For the first time in its seven-decade-long history, World Bank staff staged a work stoppage earlier this month. Staff are unhappy about the “Change Process,” aka the ongoing internal reorganization that President Kim initiated on his arrival at the bank now more than two years ago.
More electricity. Fewer cases of diarrhea. Fewer lives lost to deadly storms. These are among the objectives of the development planners and financiers meeting next week in Washington at the World Bank and International Monetary Fund’s annual meetings.
The World Bank is in the process of reforming its procurement system, the set of rules that borrowers have to follow when they use Bank financing to buy goods and services. Most of the proposals sound very sensible: much less “prior review” of the process for smaller contracts (World Bank staff looking over bid documents, evaluation reports, and contract documents before they are finalized); more flexibility to use other people’s procurement systems if they’re high quality; more flexibility to use quality alongside cost in evaluating bids in return for greater transparency.
At its founding, a primary function of World Bank was to help developing countries develop the energy, transport and water infrastructure essential for economic development. Half a century later, as the World Bank Country Director for Brazil I saw the products of this – the World Bank funded one major hydropower plant in each of the first ten years that the Bank operated in Brazil, thus helping Brazil build a low-cost energy platform for economic growth in Brazil for the next 50 years.
One of the biggest hopes people expressed about Jim Kim’s nomination to become president of the World Bank was that he would bring a fresh perspective, focused on achieving results, rather than reinforce the institution’s bureaucratic machinery. Unfortunately, President Kim’s recent remarks at the Center for Foreign Relations suggest that bureaucratic inertia is winning.
We just ran 23 million queries of the World Bank's website. Technically, a piece of computer code did the work, occupying a PC in an empty cubicle in our office for about 9 weeks, gradually sweeping up nearly every bit of information available in the World Bank’s global database on poverty and inequality, known as PovcalNet.
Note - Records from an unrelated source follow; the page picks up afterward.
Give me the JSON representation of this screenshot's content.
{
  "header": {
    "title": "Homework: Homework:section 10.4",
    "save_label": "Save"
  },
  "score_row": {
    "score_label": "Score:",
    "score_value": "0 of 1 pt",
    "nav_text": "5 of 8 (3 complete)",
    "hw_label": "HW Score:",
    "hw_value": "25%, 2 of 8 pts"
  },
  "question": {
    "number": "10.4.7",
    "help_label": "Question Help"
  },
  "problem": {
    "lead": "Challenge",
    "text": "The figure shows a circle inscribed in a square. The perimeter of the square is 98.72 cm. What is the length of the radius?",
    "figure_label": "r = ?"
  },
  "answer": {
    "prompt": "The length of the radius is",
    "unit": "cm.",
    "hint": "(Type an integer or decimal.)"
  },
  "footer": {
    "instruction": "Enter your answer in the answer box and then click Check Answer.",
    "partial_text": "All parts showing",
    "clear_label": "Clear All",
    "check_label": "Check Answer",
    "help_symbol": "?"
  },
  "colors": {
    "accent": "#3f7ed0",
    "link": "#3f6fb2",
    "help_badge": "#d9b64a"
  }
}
This year, a common theme of those discussions was financing for infrastructure investment in developing countries. I’m disappointed, but not surprised, that these conversations tend to focus exclusively on the need for new bricks-and-mortar infrastructure to meet needs for energy, water, or transport services, and seldom acknowledge the need to maintain the ecological infrastructure that already provides a large portion of those services for many of the world’s poor.
The World Bank loves to talk about the importance of “good governance” and “strong institutions” and “rule of law” as keys to development success. Presumably that means that organizations are managed in accordance to their own legal procedures. The International Bank for Reconstruction and Development (IBRD), the primus inter pares of the many units under the World Bank group umbrella (IDA, IFC, MIGA) has an agreed upon Articles of Agreement. Article One is worth reproducing in its entirety: